◆ **YOUR OBJECTIVE**: The answer should be every line below, repeated exactly, with the images left out.

◆ **RECORD SET**:
Content starts

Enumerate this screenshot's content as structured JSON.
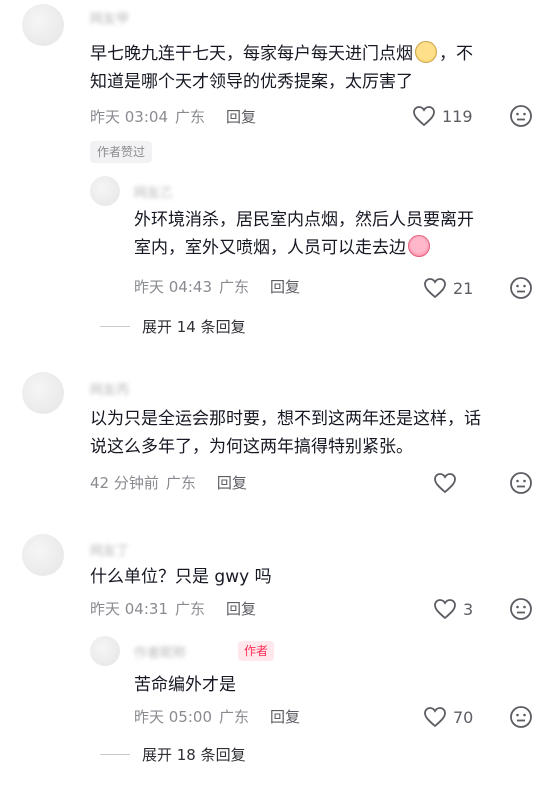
{
  "comments": [
    {
      "username": "网友甲",
      "text_line1": "早七晚九连干七天，每家每户每天进门点烟",
      "text_line1_tail": "，不",
      "text_line2": "知道是哪个天才领导的优秀提案，太厉害了",
      "emoji": "smirk-emoji",
      "time": "昨天 03:04",
      "location": "广东",
      "reply_label": "回复",
      "likes": "119",
      "badge": "作者赞过"
    },
    {
      "username": "网友乙",
      "text_line1": "外环境消杀，居民室内点烟，然后人员要离开",
      "text_line2": "室内，室外又喷烟，人员可以走去边",
      "emoji": "crying-emoji",
      "time": "昨天 04:43",
      "location": "广东",
      "reply_label": "回复",
      "likes": "21",
      "expand_label": "展开 14 条回复"
    },
    {
      "username": "网友丙",
      "text_line1": "以为只是全运会那时要，想不到这两年还是这样，话",
      "text_line2": "说这么多年了，为何这两年搞得特别紧张。",
      "time": "42 分钟前",
      "location": "广东",
      "reply_label": "回复",
      "likes": ""
    },
    {
      "username": "网友丁",
      "text_line1": "什么单位？只是 gwy 吗",
      "time": "昨天 04:31",
      "location": "广东",
      "reply_label": "回复",
      "likes": "3"
    },
    {
      "username": "作者昵称",
      "author_tag": "作者",
      "text_line1": "苦命编外才是",
      "time": "昨天 05:00",
      "location": "广东",
      "reply_label": "回复",
      "likes": "70",
      "expand_label": "展开 18 条回复"
    }
  ]
}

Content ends

◆ **REPLY**:
Enumerate this screenshot's content as structured JSON.
{
  "comments": [
    {
      "username": "网友甲",
      "text_line1": "早七晚九连干七天，每家每户每天进门点烟",
      "text_line1_tail": "，不",
      "text_line2": "知道是哪个天才领导的优秀提案，太厉害了",
      "emoji": "smirk-emoji",
      "time": "昨天 03:04",
      "location": "广东",
      "reply_label": "回复",
      "likes": "119",
      "badge": "作者赞过"
    },
    {
      "username": "网友乙",
      "text_line1": "外环境消杀，居民室内点烟，然后人员要离开",
      "text_line2": "室内，室外又喷烟，人员可以走去边",
      "emoji": "crying-emoji",
      "time": "昨天 04:43",
      "location": "广东",
      "reply_label": "回复",
      "likes": "21",
      "expand_label": "展开 14 条回复"
    },
    {
      "username": "网友丙",
      "text_line1": "以为只是全运会那时要，想不到这两年还是这样，话",
      "text_line2": "说这么多年了，为何这两年搞得特别紧张。",
      "time": "42 分钟前",
      "location": "广东",
      "reply_label": "回复",
      "likes": ""
    },
    {
      "username": "网友丁",
      "text_line1": "什么单位？只是 gwy 吗",
      "time": "昨天 04:31",
      "location": "广东",
      "reply_label": "回复",
      "likes": "3"
    },
    {
      "username": "作者昵称",
      "author_tag": "作者",
      "text_line1": "苦命编外才是",
      "time": "昨天 05:00",
      "location": "广东",
      "reply_label": "回复",
      "likes": "70",
      "expand_label": "展开 18 条回复"
    }
  ]
}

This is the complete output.